Construction and operational impacts at river crossings on National Road schemes

Background & policy context: 

Construction of river crossings on National Road Schemes has the potential to impact on sensitive river ecosystems containing protected species particularly those prone to siltation. These impacts can occur during the construction phase and to a lesser extent during the operational phase through routine maintenance activities. The NRA is encountering situations where bridge crossings are in SACs more frequently on many road schemes and this has significant implications for the planning process. A review of construction techniques and guidance for contractors as to how to avoid any pollution events would be beneficial in dealing with situations where these species are known to occur. The research will look at sensitive river ecosystems, e.g. Special Areas of Conservation (SACs), containing protected species such as freshwater pearl mussel, lamprey, and white-clawed crayfish as well as salmon spawning grounds and examine the methods of watercourse crossings construction that will significantly reduce environmental impacts on these sensitive ecosystems.


The research will examine the effects on water quality and flow regime resulting from different construction techniques. A best practice guideline document on methods of construction and their environmental effects will be produced.

Funding Source(s): 
National Roads Authority
Key Results: 

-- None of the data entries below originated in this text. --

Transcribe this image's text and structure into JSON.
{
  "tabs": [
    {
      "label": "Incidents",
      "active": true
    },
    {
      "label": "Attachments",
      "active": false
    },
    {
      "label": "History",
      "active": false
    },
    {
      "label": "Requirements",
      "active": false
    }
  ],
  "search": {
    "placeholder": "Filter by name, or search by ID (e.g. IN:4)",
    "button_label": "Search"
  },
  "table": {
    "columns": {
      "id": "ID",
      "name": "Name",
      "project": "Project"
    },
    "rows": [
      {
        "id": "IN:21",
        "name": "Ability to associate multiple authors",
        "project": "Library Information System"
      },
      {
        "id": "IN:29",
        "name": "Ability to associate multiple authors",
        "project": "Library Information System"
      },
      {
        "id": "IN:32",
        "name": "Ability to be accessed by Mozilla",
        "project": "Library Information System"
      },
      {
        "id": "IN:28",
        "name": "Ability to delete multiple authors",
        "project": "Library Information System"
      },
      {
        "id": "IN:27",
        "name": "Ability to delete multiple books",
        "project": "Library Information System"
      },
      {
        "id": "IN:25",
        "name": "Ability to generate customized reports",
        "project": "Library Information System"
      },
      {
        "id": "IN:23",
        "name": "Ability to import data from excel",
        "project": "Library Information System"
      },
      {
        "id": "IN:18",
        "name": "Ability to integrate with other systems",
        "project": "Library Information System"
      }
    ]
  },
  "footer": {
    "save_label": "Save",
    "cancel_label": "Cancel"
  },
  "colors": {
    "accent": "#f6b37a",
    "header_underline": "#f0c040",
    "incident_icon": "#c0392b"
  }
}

The research augmented the Irish National Road Authority's watercourse crossing guidelines and fulfilled the objectives of stage 4 of the environmental integration model. A guidance document was produced that will assist in the planning and construction process and provide a useful reference for responding to ecological objections on national road schemes.

University College Dublin